Still working on my own fame.
The meal is incroyable. The Knobs remain oblivious, but nothing is left on their plates. The proprietor takes lots of photos – more self-promotion than memories.
We step outside where the crowd has grown considerably. Freddie hushes the masses.
“Thanks for showing up for us. It’s been a tough time lately with the rest of the band back home in London. I’m here because Montreux is my true home. “
He receives polite applause, muted Swiss enthusiasm about themselves.
“I know you wonder how we can play without instruments. But you will be surprised. Get up her Laz and Mike.”
That’s a twist. I hope Mike’s dread disguise works. We join Freddie on the step. The Knobs fill in behind us.
“Well, we may not be the real Queen, but we have a new song to play for the first time in public. Laz will start off with the mouth beats and Mike will back me up on vocals. This is a song for the traitors who abandoned me, ‘Another One Bites the Dust.’
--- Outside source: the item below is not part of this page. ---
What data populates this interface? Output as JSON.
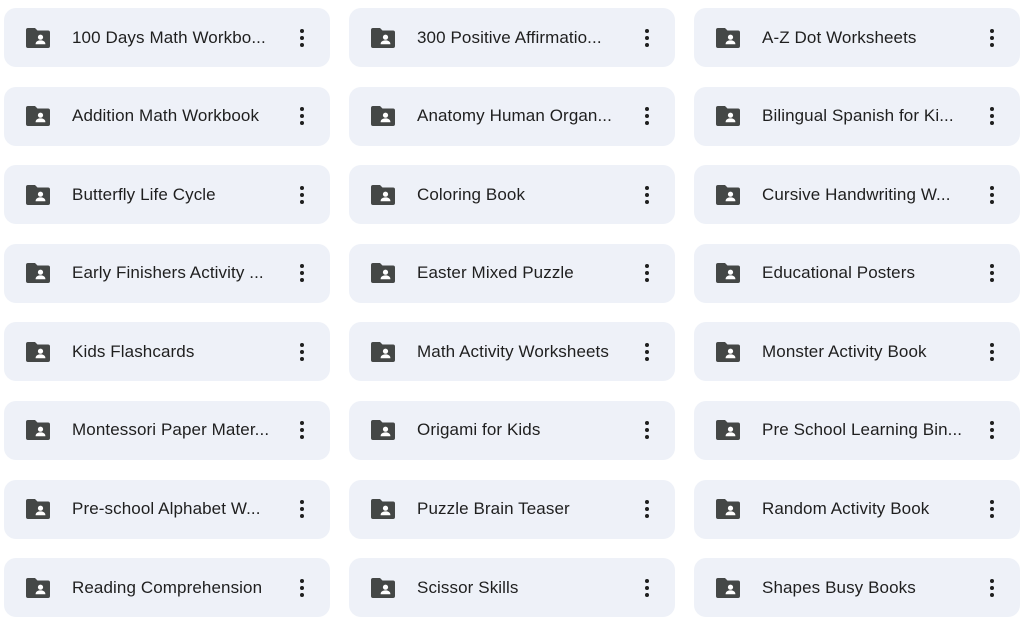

Instead of pacing back and forth as usual in the stadium shows, Freddie has his arms around the two of us while the Knobs sing as loudly as possible with no mic or speakers.
The crowd presses forward. Some are shocked by the disco beat. The mostly young girls instantly start dancing and moving to the beat. We repeat the song three times without stopping.
Finally ending, we all sing ‘Champions’ to the thrill of the true Queen purists. We are a hit.
The Rolls rolls up and we all make an exit.
Freddie stands on the running board and announces, “Be sure to come to our next pop-up on Friday night in front of Taboo. And tell your friends.”
He bounces into the car door as we slowly exit through the crowd. Freddie grabs Mike and me and hugs us without letting go. He is a sweaty mess after one song. I kiss him on the cheek, like a good slave. Mike is shocked again.
It is still early when we get back to the Lake House. The Knobs and Freddie reconvene on the patio by the pool. Mike and I hang around until he falls asleep on my shoulder. The coke is about to come out. Time for youngsters to go to bed. Sound check is at 10. I hope there will be croissants for breakfast.